Data

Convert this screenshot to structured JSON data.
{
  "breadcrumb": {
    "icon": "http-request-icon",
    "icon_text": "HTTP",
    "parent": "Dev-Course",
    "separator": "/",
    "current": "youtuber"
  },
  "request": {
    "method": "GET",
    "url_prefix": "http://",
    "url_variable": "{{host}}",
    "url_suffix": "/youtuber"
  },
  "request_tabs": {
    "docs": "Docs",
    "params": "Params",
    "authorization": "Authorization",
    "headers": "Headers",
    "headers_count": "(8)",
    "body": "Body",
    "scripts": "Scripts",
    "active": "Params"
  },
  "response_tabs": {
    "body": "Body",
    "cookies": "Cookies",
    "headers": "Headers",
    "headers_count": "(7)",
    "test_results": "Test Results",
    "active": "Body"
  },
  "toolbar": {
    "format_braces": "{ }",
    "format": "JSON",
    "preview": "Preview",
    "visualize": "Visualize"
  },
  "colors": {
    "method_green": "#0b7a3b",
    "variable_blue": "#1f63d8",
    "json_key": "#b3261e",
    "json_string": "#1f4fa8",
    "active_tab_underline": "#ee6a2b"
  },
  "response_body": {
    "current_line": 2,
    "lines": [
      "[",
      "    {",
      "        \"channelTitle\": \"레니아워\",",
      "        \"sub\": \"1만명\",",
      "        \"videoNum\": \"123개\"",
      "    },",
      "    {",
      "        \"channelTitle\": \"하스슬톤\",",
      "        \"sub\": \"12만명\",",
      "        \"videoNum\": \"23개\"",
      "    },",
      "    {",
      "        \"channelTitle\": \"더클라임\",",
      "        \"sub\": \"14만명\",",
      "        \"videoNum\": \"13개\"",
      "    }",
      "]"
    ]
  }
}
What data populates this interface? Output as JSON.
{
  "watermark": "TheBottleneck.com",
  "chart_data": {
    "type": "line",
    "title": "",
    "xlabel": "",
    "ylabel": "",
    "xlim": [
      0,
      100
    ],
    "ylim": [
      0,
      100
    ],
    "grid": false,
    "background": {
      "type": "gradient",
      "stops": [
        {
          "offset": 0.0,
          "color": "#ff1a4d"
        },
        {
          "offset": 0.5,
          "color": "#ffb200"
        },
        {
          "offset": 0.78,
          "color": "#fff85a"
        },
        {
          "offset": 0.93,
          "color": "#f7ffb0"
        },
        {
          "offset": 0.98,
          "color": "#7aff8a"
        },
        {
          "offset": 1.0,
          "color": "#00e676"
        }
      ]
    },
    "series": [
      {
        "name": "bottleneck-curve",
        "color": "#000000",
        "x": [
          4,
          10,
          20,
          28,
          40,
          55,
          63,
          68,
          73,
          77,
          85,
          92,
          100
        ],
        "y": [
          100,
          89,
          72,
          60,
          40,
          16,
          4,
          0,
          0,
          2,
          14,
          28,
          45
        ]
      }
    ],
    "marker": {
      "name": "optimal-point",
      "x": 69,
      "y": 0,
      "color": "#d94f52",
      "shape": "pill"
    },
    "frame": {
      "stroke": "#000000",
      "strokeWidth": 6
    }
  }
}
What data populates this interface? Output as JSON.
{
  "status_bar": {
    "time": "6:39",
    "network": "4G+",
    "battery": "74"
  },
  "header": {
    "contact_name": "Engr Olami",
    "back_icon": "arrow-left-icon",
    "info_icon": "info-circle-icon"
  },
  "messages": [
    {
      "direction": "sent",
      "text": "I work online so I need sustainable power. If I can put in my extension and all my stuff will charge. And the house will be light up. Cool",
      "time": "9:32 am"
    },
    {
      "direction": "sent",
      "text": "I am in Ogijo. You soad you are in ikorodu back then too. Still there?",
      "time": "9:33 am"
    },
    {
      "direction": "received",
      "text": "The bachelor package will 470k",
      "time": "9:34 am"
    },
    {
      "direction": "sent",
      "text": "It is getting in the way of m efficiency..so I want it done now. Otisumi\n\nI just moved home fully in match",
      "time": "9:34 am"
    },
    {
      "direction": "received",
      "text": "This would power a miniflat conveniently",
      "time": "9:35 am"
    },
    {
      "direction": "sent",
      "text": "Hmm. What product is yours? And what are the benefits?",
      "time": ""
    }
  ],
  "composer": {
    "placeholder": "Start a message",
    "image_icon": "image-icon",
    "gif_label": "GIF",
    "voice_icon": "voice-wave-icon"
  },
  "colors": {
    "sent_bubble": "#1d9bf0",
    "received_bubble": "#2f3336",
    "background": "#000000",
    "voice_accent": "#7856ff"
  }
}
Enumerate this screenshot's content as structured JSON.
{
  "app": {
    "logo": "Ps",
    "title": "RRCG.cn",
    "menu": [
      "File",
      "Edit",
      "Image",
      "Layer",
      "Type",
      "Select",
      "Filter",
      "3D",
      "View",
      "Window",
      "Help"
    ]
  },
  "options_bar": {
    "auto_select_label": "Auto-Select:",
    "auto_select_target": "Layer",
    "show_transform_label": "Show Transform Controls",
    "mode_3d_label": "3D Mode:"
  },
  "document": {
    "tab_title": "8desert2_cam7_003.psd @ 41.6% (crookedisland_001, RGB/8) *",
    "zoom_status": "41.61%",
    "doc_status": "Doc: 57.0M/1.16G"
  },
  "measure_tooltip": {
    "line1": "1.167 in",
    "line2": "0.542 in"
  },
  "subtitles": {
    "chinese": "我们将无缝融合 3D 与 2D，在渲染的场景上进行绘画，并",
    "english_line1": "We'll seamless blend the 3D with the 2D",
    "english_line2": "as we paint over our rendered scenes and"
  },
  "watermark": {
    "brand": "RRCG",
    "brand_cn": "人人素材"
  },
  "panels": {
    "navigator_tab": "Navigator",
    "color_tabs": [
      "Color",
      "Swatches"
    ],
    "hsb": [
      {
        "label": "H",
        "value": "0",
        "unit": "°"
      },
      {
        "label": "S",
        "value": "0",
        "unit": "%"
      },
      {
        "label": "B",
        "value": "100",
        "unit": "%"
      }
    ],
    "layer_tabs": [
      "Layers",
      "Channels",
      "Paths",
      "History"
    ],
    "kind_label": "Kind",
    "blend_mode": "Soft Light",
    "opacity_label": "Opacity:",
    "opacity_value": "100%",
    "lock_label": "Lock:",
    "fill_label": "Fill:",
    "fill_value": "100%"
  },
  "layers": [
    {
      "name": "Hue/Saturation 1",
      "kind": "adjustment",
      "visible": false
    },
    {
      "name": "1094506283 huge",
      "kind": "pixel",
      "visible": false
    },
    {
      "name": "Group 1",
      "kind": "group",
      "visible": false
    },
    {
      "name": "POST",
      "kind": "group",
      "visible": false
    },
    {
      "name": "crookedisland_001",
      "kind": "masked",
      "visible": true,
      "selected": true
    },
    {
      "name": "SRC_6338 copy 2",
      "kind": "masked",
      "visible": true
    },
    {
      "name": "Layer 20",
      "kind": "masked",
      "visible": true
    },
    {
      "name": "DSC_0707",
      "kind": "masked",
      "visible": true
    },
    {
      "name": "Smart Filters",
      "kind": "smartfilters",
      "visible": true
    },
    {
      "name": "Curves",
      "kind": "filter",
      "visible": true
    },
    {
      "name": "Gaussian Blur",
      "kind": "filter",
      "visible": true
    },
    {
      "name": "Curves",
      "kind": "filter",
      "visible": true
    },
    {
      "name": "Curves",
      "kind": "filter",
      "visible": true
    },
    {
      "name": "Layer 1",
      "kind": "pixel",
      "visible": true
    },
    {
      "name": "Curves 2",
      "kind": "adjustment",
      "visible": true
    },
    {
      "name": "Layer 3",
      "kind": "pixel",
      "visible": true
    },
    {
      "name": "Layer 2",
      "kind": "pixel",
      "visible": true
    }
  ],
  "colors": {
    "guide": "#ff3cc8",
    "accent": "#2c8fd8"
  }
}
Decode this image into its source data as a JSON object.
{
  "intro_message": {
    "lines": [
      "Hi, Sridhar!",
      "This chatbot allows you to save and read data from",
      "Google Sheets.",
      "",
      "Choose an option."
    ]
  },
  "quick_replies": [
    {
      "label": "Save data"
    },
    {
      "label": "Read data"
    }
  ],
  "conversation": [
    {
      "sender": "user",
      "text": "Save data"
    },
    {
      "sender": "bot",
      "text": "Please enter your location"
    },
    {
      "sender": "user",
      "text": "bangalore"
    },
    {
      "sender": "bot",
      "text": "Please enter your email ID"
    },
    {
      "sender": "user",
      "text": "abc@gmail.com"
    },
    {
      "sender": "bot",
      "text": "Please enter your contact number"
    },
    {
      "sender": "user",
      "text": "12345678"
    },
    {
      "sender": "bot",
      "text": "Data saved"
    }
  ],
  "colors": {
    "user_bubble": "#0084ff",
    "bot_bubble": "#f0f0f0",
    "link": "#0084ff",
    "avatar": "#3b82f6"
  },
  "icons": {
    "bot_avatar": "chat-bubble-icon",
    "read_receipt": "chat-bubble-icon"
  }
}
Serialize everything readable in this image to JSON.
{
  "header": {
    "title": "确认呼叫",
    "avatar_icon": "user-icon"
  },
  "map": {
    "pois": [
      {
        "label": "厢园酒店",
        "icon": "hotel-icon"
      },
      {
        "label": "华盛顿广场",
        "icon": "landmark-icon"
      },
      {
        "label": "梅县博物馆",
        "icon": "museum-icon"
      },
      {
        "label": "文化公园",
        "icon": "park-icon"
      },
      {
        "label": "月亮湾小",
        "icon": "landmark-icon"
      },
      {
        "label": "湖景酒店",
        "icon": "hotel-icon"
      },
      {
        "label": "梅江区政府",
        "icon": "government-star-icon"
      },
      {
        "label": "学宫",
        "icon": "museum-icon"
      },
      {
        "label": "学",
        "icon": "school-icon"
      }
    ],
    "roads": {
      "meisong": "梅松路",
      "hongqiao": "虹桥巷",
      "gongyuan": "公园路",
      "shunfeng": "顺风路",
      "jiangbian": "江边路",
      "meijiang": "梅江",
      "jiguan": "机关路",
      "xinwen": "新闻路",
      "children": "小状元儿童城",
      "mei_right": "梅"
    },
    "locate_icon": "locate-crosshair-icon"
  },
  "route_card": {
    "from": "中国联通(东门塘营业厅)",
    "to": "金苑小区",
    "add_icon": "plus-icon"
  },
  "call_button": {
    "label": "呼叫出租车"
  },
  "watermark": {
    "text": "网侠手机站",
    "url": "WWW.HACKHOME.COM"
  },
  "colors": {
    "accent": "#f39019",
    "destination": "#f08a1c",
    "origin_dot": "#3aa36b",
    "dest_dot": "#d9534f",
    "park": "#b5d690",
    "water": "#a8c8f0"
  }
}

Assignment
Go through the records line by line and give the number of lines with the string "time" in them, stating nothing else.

Exercise response
7